**WHAT IS REQUIRED**
Every line of the entries below that includes "System" belongs in the answer, copied as written.

-*-

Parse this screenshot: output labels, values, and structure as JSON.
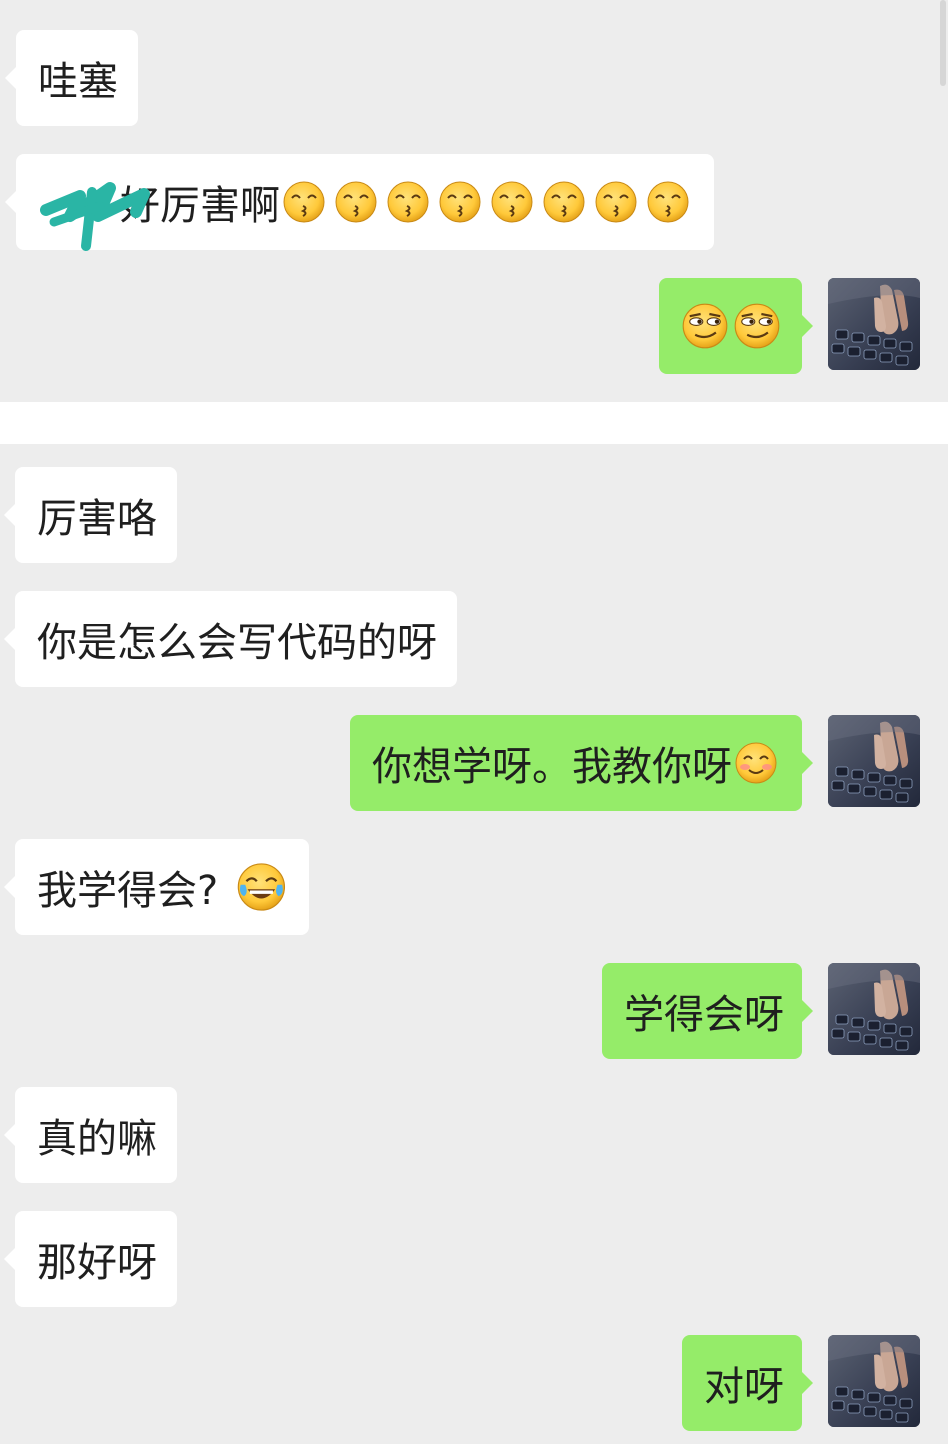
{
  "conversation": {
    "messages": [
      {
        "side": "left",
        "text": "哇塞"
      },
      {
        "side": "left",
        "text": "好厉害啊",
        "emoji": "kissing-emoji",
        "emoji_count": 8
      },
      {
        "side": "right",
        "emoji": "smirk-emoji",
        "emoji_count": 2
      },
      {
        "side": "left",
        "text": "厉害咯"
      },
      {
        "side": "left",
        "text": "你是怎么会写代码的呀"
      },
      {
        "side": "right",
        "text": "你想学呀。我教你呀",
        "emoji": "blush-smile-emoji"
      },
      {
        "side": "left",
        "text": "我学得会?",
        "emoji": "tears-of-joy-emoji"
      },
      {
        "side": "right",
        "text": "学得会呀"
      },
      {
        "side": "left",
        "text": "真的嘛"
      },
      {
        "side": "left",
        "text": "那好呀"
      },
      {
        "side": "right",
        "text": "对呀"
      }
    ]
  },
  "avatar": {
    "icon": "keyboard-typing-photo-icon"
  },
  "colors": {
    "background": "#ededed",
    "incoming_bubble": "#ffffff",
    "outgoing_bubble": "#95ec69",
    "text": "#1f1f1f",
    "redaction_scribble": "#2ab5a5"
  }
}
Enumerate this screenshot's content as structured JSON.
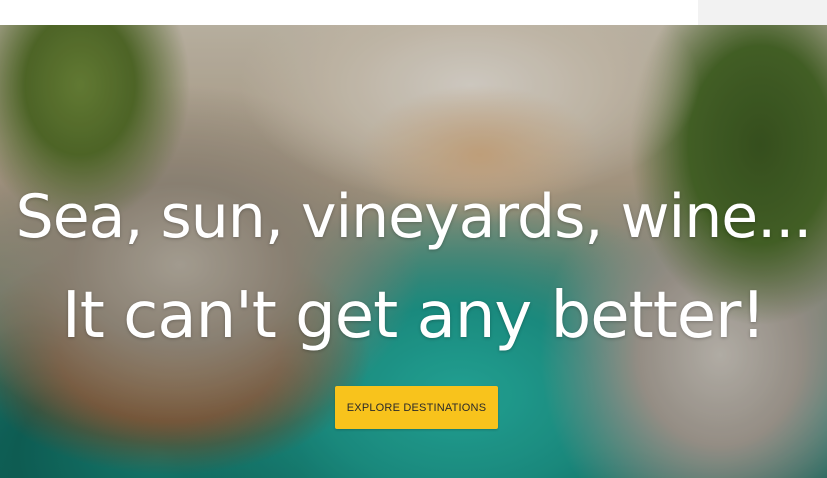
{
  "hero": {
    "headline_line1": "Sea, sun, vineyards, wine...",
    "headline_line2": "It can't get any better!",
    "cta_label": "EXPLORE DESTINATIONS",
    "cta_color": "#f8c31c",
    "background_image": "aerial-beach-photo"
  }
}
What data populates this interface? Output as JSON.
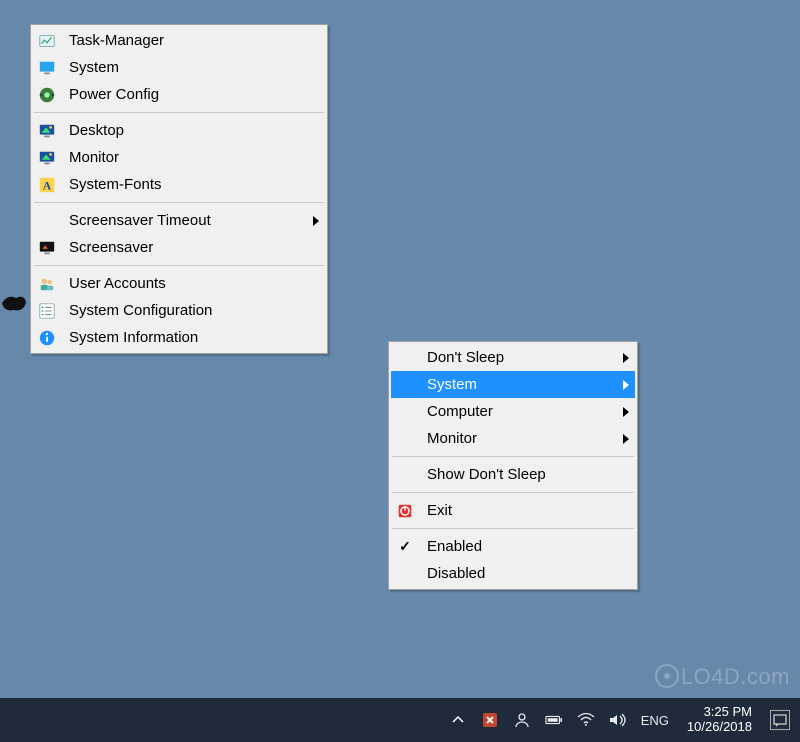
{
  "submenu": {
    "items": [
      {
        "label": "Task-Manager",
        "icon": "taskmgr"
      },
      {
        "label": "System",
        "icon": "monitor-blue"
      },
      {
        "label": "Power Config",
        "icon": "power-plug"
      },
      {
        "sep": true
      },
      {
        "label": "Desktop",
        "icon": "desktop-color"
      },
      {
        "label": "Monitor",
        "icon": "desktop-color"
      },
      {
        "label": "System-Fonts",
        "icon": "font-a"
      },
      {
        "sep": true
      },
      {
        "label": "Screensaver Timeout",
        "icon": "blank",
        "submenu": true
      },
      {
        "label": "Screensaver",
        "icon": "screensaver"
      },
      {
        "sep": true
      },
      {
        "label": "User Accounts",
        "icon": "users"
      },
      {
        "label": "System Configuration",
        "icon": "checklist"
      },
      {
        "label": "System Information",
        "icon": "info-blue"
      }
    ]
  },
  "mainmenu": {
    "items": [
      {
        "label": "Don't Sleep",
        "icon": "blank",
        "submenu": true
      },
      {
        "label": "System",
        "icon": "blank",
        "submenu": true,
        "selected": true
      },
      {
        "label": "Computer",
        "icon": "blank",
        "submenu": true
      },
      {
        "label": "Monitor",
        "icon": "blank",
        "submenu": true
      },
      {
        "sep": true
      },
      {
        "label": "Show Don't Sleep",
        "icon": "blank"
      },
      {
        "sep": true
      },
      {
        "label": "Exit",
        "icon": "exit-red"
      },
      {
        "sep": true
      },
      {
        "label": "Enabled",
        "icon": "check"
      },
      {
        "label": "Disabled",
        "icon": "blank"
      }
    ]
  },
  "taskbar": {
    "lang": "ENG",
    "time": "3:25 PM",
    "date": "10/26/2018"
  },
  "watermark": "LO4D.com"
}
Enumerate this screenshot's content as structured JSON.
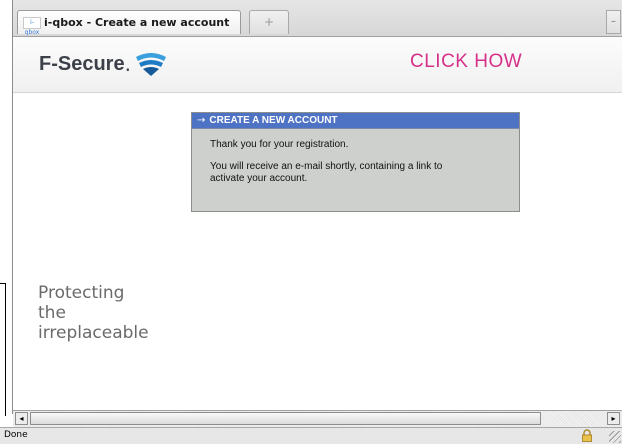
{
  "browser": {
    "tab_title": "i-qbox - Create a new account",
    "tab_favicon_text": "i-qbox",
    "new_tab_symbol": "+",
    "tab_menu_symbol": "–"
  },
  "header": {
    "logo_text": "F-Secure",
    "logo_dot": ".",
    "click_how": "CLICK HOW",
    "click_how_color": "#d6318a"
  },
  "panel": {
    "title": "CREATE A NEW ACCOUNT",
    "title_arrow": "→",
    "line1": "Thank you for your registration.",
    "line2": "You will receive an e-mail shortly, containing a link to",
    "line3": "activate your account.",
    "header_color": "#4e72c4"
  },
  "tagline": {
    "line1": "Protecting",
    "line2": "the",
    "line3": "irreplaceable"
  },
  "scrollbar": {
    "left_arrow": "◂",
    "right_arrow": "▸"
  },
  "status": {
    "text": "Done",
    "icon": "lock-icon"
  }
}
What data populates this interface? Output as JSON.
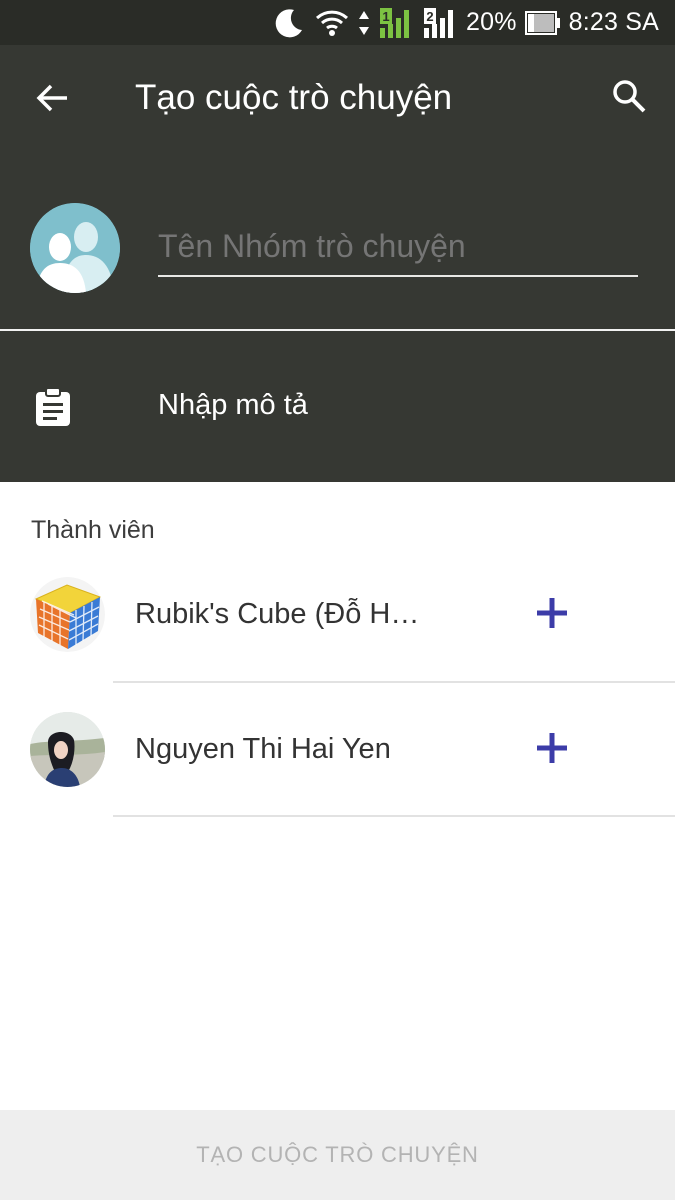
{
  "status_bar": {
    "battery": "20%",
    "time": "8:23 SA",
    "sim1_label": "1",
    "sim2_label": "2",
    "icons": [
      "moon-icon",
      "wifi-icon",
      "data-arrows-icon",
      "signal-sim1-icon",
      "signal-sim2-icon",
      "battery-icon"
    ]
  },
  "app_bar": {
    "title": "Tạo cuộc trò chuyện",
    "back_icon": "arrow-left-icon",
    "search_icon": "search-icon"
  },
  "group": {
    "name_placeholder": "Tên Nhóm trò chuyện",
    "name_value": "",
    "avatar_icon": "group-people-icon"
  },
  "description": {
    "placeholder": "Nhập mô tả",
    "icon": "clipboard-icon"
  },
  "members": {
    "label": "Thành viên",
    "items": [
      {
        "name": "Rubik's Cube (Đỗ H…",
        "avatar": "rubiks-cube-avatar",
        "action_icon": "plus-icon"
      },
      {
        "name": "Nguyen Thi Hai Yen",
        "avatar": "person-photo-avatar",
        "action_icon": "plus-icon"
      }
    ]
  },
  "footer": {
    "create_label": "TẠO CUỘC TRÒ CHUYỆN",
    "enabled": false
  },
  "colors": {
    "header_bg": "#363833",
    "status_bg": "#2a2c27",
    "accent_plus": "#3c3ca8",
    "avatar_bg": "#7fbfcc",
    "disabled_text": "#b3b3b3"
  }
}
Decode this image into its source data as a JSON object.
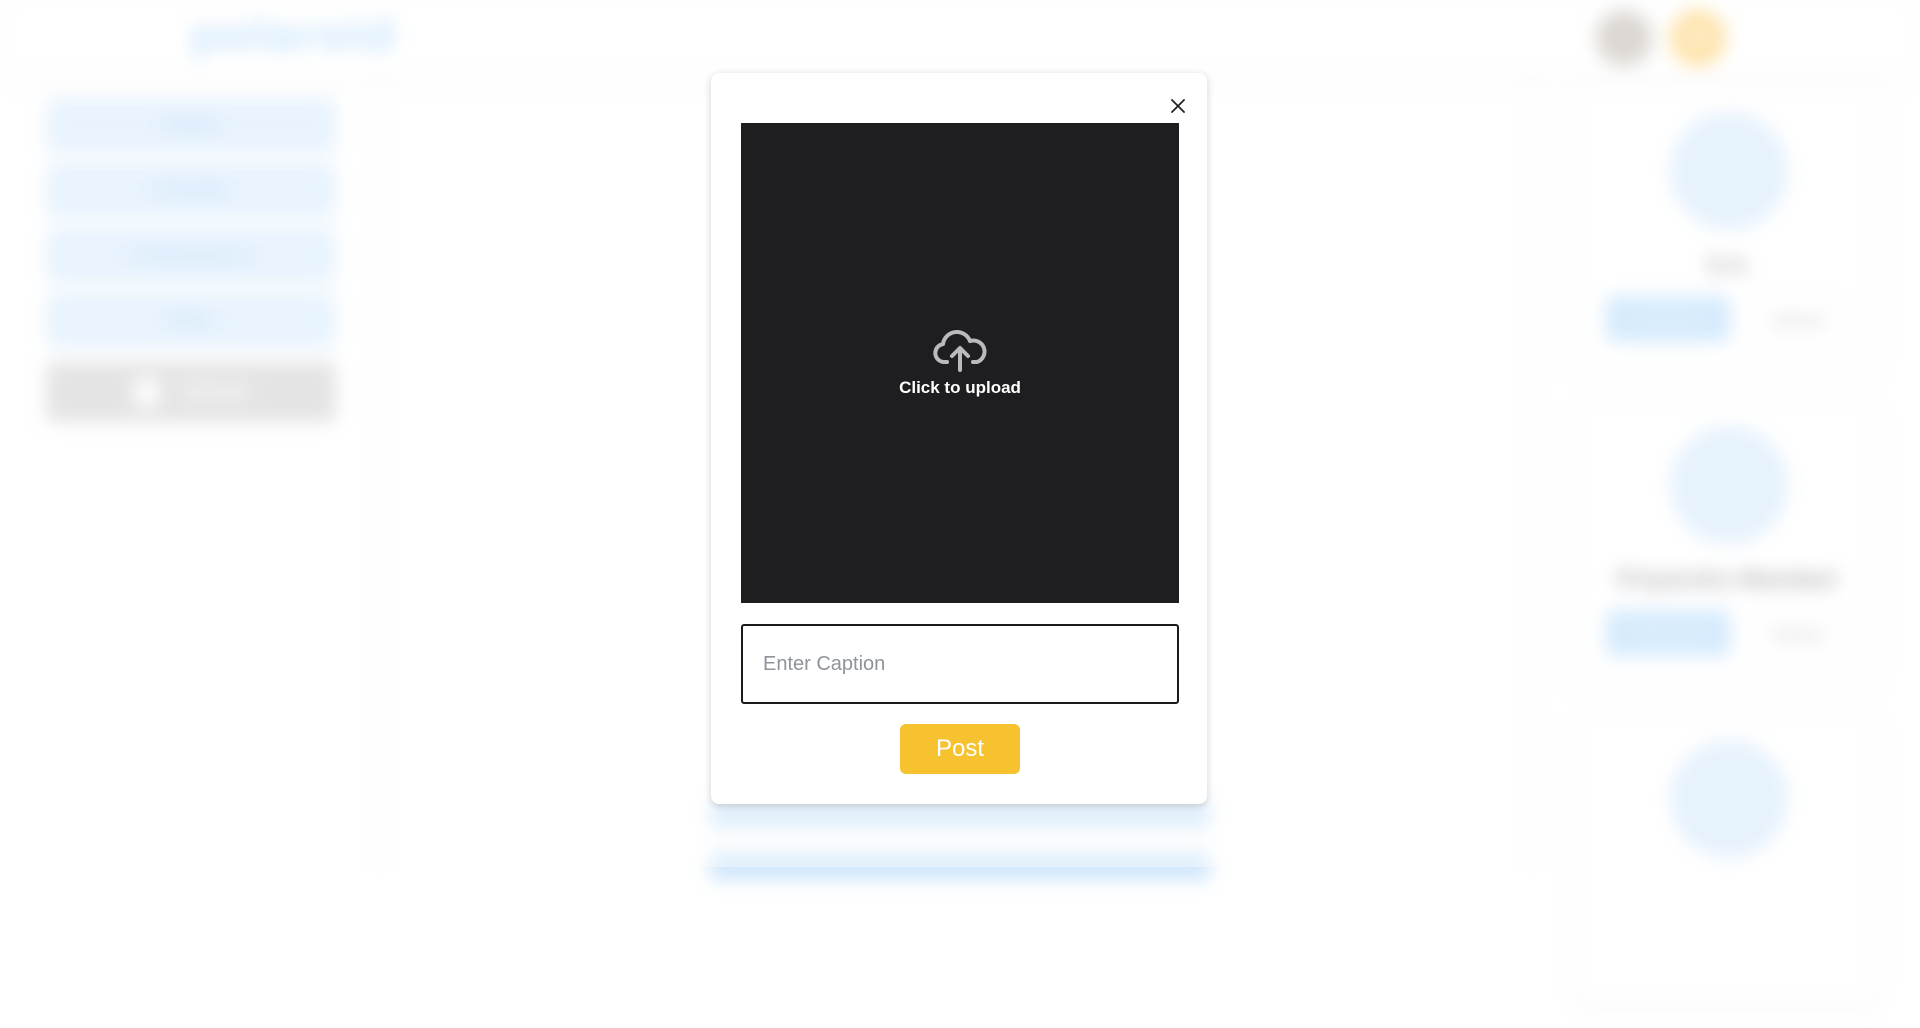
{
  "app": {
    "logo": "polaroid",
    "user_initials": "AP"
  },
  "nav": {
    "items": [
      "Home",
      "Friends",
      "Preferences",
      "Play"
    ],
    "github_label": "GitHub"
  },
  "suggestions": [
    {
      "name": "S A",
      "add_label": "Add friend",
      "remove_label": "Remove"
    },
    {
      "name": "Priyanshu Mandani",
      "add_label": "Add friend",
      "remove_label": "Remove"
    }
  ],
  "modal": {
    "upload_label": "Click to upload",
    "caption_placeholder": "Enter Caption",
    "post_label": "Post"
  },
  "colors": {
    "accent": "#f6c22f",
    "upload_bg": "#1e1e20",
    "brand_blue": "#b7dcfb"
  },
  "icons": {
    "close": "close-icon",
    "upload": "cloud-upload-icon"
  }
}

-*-

**OUTPUT FOR THIS EXERCISE**
        "label": "System",
        "label": "System-Fonts",
        "label": "System Configuration",
        "label": "System Information",
        "label": "System",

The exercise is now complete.